> _EXERCISE DESCRIPTION_: Across the records that follow, count each line holding "JSON", and write only the total.
******************************
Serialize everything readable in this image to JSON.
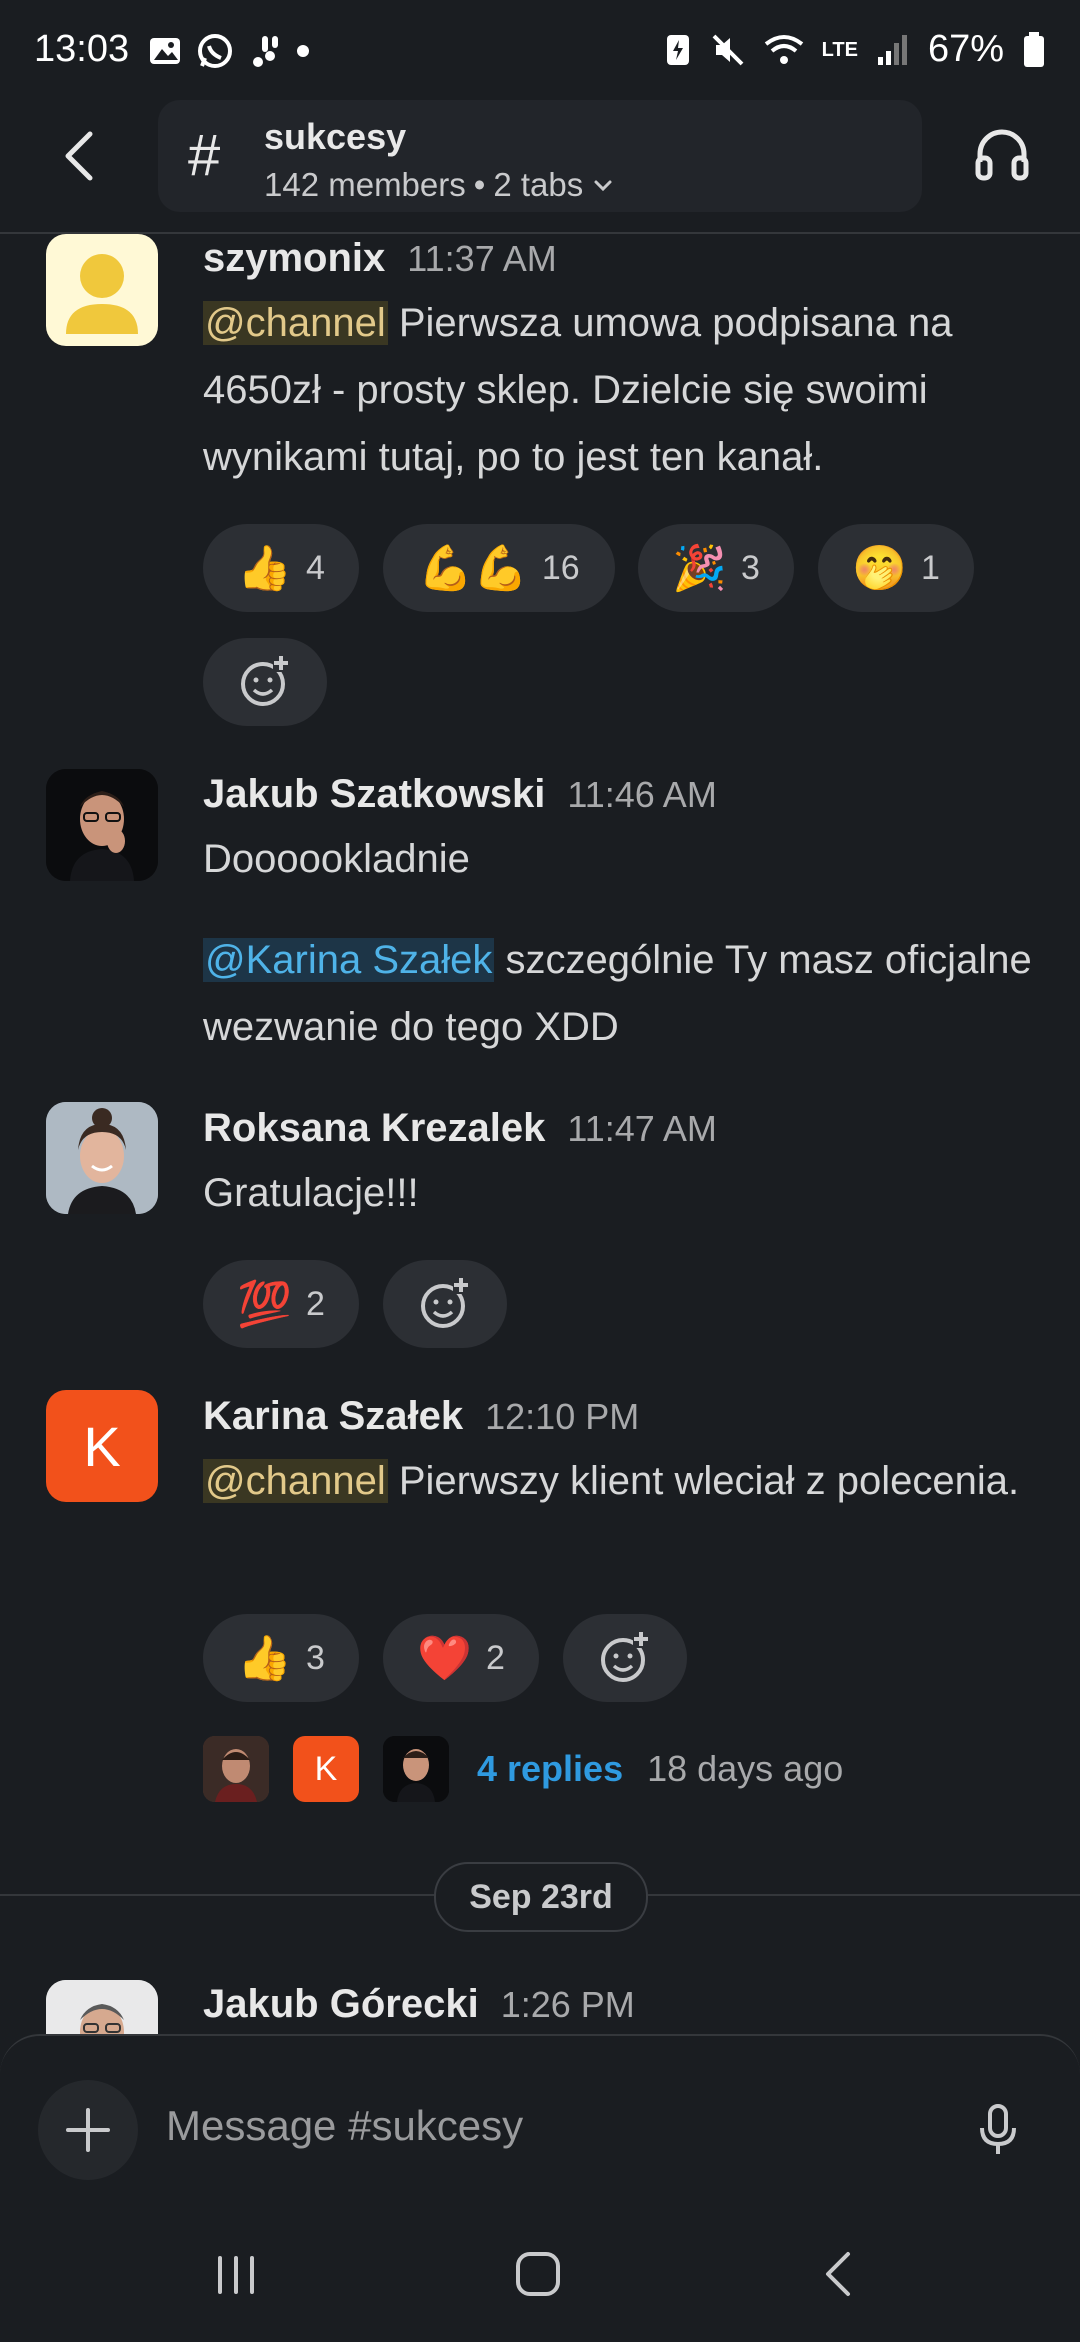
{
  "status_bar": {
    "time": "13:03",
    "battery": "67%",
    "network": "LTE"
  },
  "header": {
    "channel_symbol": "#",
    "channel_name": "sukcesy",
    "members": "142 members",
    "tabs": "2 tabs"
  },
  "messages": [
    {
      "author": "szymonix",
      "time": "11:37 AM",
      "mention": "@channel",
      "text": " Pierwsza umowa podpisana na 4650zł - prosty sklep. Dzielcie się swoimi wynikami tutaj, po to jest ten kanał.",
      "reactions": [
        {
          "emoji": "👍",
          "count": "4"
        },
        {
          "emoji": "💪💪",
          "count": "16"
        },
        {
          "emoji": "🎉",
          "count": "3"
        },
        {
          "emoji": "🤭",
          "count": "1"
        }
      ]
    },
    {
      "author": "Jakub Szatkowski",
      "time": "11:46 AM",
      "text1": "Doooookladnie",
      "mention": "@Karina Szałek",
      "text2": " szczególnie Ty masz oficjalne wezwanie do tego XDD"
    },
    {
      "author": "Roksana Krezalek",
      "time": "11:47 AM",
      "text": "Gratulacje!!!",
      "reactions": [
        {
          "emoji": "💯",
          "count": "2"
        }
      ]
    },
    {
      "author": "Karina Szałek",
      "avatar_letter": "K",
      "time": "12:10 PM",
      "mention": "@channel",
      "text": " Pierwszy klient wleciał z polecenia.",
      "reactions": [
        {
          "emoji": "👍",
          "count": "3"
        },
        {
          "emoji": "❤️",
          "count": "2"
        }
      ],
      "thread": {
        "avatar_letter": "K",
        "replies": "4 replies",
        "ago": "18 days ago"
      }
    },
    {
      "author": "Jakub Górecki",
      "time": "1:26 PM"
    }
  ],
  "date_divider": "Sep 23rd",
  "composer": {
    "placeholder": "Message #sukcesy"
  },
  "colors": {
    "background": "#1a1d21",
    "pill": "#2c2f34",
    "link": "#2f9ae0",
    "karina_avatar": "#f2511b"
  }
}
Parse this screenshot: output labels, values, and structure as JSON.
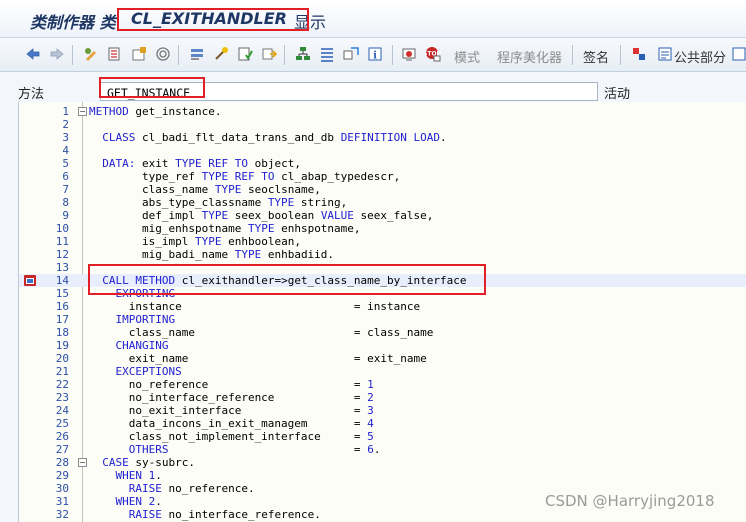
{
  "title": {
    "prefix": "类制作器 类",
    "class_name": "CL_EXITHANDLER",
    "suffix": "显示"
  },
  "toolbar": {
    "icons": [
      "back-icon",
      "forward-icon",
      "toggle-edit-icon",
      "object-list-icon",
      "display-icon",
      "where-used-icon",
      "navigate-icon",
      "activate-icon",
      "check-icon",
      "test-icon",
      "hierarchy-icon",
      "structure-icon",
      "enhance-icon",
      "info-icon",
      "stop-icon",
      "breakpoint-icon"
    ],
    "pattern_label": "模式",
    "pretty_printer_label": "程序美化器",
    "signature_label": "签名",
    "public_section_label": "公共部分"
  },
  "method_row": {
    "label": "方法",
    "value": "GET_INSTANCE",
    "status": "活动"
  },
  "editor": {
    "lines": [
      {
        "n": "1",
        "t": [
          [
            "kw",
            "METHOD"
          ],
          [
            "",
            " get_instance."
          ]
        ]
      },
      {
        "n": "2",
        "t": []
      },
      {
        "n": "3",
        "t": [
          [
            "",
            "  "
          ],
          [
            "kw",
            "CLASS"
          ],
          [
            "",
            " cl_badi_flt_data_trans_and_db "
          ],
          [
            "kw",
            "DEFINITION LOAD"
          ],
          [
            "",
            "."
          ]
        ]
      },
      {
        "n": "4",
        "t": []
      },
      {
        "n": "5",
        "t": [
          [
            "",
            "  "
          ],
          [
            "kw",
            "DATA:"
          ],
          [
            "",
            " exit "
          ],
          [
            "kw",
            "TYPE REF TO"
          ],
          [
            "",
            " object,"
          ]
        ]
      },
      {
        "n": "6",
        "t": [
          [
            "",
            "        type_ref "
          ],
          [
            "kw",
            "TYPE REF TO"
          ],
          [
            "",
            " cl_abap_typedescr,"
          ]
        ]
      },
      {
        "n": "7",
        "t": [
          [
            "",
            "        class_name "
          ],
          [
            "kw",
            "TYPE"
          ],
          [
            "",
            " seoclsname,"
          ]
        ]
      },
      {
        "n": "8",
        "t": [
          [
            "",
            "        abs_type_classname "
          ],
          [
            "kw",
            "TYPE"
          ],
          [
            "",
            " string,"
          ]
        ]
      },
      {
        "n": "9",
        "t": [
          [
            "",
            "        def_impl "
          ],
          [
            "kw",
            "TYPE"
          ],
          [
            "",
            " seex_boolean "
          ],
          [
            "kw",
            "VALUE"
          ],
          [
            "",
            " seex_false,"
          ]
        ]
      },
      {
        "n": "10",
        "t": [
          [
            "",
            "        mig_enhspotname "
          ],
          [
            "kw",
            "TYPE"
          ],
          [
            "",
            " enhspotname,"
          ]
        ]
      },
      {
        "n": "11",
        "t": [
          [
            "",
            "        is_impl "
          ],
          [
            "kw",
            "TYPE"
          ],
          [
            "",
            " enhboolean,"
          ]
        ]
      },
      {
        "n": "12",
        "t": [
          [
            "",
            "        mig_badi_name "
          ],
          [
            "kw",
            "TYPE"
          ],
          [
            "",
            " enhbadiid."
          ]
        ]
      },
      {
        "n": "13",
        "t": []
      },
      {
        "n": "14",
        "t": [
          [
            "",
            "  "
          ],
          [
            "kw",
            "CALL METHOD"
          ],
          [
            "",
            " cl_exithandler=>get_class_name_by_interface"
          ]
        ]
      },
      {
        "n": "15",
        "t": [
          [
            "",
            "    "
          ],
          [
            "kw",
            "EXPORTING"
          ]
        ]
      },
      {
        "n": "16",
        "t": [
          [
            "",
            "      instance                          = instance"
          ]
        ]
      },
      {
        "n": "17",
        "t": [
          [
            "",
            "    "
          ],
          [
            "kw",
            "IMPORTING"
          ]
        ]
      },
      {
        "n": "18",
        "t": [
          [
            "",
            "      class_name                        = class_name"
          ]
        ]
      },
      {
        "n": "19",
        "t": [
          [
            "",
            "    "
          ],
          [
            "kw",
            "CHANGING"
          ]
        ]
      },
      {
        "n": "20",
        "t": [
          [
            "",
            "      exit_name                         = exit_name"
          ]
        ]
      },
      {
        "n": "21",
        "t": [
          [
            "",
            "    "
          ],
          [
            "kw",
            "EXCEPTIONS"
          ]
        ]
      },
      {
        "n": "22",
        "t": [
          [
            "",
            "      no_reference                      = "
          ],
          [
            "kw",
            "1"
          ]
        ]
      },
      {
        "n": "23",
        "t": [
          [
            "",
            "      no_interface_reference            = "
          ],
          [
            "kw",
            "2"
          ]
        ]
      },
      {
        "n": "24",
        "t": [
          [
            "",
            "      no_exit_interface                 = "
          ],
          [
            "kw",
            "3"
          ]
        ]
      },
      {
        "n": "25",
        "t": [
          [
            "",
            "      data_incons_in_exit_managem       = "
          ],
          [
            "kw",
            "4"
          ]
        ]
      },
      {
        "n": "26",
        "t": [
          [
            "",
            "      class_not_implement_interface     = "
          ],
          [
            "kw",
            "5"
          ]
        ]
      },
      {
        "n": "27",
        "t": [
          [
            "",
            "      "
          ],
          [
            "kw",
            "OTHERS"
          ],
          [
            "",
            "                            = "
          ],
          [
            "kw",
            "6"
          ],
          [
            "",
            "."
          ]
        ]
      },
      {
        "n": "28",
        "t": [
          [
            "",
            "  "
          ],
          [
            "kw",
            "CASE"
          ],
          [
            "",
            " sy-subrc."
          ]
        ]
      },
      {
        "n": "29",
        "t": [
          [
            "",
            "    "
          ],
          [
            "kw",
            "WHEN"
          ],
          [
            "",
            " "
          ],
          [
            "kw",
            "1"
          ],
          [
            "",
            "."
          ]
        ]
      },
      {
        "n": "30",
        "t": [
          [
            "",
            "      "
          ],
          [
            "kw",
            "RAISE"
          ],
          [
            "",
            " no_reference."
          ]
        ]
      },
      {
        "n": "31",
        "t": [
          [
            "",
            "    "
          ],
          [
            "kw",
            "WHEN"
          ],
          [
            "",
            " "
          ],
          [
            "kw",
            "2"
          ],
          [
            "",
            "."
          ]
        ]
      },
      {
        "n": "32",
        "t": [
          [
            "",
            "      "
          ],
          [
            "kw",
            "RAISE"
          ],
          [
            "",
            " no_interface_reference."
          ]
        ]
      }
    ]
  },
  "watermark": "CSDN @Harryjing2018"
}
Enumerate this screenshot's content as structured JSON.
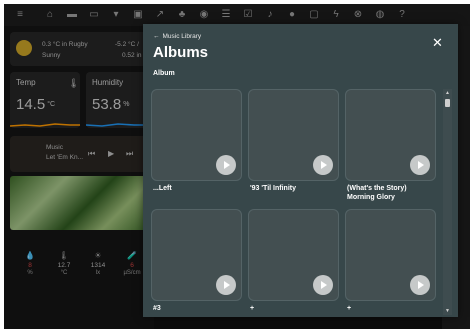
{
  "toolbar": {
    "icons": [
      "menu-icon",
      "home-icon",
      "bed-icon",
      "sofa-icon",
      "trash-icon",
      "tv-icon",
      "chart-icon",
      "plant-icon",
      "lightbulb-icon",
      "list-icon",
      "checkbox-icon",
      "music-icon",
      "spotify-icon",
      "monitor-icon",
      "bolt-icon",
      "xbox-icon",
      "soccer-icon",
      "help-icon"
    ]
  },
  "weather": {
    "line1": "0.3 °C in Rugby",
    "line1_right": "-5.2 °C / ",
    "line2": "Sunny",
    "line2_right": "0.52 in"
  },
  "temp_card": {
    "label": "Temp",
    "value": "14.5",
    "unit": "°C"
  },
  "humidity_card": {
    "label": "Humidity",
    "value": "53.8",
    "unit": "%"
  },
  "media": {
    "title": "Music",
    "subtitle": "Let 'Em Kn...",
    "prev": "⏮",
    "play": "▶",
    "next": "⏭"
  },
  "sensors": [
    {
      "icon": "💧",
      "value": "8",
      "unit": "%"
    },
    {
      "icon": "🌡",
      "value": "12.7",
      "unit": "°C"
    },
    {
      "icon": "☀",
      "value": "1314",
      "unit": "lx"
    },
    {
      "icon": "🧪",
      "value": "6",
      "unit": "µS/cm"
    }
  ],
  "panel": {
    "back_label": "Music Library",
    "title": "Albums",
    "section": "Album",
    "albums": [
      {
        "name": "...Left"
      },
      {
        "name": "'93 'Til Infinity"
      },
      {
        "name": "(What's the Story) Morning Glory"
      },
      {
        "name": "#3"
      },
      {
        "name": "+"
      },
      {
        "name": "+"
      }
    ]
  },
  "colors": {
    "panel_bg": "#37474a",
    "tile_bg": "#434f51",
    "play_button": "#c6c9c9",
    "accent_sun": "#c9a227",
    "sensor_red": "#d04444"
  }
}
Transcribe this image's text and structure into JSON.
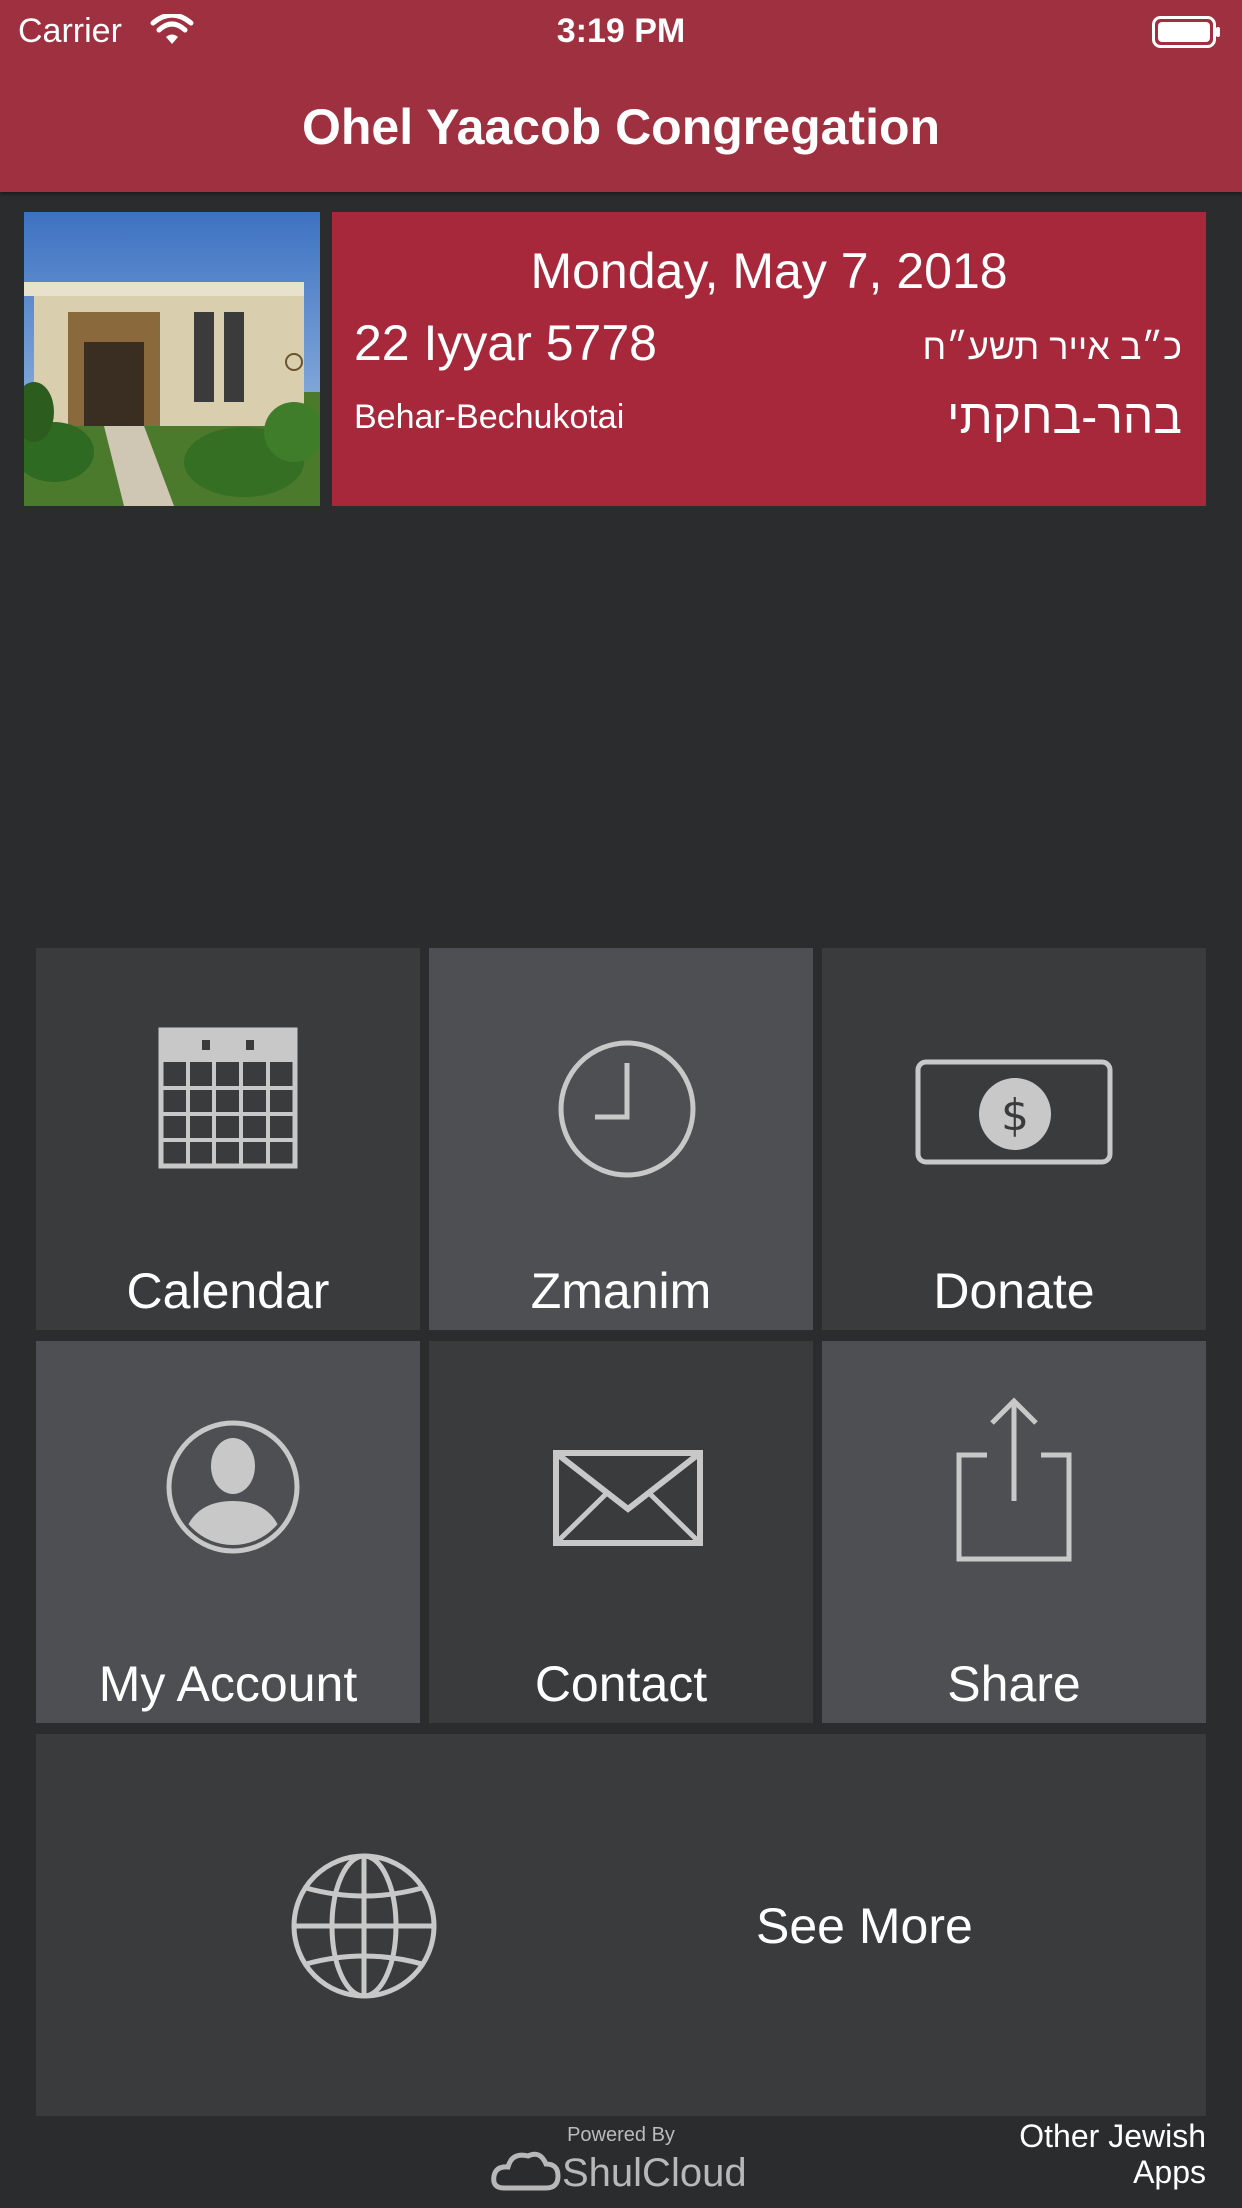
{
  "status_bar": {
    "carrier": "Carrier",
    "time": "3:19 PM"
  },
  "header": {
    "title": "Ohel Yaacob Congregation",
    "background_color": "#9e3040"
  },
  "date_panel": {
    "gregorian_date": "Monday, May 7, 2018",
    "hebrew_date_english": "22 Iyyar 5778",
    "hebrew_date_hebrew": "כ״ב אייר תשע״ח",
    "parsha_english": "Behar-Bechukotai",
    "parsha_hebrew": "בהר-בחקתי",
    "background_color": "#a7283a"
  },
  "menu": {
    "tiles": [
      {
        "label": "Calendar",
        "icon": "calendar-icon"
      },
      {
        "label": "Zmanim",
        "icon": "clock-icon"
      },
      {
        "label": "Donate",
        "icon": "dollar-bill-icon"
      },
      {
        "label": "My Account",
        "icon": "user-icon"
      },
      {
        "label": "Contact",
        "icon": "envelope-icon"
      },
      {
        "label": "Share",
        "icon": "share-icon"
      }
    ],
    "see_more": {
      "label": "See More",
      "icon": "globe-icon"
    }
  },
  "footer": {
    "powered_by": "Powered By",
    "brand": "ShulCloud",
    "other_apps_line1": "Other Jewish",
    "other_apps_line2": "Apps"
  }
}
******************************
> _WRITTEN ANSWER_: 4